On whether a detailed impact assessment has been produced on these changes, it is estimated that the impact will fall below the threshold required for full assessment. The statutory instrument will remedy unforeseen compliance issues caused by the ratification of the TCA. As mentioned, the changes are expected to have a modest, practical impact, and a minimal impact on the number of cases brought to court.
Finally, a concern was raised about foreign IP practitioners taking work away from UK attorneys. I reassure the hon. Lady that the IPO has a close working relationship with the Chartered Institute of Trade Mark Attorneys and will consider the issues that it raises, together with the Ministry of Justice, which leads on legal services policies.

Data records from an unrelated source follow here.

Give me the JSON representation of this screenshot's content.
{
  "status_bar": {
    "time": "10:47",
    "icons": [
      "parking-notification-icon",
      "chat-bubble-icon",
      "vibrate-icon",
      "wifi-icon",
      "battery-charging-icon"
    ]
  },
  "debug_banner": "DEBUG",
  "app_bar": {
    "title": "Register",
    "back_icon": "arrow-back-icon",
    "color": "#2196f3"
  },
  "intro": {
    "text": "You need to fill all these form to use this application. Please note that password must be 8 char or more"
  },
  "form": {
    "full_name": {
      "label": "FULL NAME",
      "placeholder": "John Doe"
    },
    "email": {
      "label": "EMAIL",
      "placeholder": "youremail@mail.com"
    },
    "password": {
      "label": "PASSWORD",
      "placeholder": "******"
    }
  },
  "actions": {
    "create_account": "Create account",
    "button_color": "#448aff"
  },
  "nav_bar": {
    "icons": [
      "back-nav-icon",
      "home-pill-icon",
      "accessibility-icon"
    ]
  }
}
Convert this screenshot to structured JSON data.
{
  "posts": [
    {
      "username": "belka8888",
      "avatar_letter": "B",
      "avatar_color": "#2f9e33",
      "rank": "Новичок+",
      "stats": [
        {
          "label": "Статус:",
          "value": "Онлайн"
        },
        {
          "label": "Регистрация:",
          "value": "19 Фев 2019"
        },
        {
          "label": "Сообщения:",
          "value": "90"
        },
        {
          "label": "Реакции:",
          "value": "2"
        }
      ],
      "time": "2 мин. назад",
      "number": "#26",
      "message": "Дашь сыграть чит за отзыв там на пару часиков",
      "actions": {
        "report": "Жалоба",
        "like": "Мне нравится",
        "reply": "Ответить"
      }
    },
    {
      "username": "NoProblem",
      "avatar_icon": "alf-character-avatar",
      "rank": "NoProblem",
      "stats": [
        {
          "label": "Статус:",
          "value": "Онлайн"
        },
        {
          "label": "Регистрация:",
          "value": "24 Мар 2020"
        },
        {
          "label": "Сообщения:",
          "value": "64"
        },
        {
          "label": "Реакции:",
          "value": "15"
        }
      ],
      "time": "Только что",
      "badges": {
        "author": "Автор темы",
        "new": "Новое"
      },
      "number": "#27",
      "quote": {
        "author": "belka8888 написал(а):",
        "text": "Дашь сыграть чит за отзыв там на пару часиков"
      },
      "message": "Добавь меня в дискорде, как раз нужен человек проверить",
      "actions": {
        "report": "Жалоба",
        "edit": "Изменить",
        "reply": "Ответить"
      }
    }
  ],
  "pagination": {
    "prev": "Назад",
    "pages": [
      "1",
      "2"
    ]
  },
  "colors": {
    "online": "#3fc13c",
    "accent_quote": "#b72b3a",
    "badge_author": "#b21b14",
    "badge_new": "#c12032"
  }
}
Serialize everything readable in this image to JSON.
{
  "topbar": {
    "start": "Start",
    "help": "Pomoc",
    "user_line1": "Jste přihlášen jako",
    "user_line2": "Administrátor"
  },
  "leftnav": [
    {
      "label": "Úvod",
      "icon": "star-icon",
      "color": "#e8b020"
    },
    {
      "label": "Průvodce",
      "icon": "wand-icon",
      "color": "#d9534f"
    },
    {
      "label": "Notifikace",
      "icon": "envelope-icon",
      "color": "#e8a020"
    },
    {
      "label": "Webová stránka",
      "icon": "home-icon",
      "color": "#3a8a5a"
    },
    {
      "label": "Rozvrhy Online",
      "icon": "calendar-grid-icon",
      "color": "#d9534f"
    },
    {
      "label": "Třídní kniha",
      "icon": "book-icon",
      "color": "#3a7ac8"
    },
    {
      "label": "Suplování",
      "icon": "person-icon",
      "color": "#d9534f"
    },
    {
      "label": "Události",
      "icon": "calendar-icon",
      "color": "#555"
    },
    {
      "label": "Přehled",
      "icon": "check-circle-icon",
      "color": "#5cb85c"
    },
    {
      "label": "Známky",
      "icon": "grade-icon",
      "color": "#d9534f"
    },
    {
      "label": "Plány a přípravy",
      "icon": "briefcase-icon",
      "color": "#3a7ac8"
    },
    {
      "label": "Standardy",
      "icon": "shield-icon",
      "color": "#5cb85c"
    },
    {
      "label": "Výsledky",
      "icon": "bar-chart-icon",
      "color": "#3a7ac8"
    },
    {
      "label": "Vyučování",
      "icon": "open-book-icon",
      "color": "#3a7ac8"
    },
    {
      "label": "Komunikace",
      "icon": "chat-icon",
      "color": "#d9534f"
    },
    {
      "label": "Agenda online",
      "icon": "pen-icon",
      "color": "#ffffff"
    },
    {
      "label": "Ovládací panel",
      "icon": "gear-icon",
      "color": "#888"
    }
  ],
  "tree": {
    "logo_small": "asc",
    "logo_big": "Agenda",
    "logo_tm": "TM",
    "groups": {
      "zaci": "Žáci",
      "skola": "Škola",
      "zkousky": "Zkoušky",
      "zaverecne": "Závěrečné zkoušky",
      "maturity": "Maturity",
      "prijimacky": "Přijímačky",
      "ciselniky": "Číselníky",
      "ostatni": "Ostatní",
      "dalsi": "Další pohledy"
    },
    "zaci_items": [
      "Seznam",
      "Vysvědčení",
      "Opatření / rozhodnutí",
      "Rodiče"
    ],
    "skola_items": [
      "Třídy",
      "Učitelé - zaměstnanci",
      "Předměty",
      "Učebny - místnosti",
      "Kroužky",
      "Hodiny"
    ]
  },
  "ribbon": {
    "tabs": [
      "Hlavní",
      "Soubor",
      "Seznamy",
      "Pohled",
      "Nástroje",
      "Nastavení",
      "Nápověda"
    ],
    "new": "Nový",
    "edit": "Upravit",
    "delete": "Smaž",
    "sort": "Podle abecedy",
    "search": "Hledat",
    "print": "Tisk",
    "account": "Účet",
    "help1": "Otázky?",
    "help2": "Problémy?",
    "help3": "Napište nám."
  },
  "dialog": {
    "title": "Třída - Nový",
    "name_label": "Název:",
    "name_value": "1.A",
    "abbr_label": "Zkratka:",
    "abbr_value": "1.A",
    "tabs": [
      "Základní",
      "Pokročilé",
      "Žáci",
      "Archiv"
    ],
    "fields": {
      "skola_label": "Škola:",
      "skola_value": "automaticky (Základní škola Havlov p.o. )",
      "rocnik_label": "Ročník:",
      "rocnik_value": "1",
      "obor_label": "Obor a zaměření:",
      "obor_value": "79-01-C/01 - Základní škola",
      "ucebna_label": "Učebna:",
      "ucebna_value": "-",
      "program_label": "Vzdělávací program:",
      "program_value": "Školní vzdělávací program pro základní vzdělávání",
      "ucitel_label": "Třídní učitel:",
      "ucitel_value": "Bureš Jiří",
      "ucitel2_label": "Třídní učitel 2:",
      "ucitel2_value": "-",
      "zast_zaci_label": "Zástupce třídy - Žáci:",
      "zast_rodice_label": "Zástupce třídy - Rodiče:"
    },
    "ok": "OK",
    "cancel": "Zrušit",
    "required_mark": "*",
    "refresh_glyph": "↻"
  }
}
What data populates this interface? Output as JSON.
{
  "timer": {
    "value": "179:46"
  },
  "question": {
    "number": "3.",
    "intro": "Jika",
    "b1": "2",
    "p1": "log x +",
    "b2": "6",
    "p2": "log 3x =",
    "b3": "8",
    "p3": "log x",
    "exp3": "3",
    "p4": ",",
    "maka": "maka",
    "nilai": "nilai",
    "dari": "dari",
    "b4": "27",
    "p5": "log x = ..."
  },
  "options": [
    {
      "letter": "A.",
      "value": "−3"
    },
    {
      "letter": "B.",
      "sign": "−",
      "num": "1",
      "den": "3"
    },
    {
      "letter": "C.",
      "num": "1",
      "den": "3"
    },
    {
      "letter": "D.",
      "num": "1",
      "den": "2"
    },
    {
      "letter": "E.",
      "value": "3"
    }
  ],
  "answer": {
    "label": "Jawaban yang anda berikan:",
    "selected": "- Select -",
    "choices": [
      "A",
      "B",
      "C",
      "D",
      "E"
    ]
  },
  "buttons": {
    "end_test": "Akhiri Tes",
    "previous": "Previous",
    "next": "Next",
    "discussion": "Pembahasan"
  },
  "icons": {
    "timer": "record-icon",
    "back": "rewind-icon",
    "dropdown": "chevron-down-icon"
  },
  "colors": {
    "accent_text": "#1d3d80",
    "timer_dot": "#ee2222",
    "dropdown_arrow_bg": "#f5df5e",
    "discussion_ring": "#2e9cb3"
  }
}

I reiterate the hon. Lady’s excellent point about the importance of the creative industries. I echo her point that the creative industries and creators are very much the lifeblood of the UK; we are known around the world for our films, creative industries, artists and musicians, and I feel strongly that we have to make sure that we support them. I hope that my answers have been helpful to the Committee. I will follow up in writing if I have missed anything. As was noted, the regulations make changes to a very specialised area of law, and will play an essential role in our meeting our international obligations and ensuring effective protection for unregistered well-known marks in the UK. I hope that the Committee will support the regulations; it sounds as though it will.
Question put and agreed to.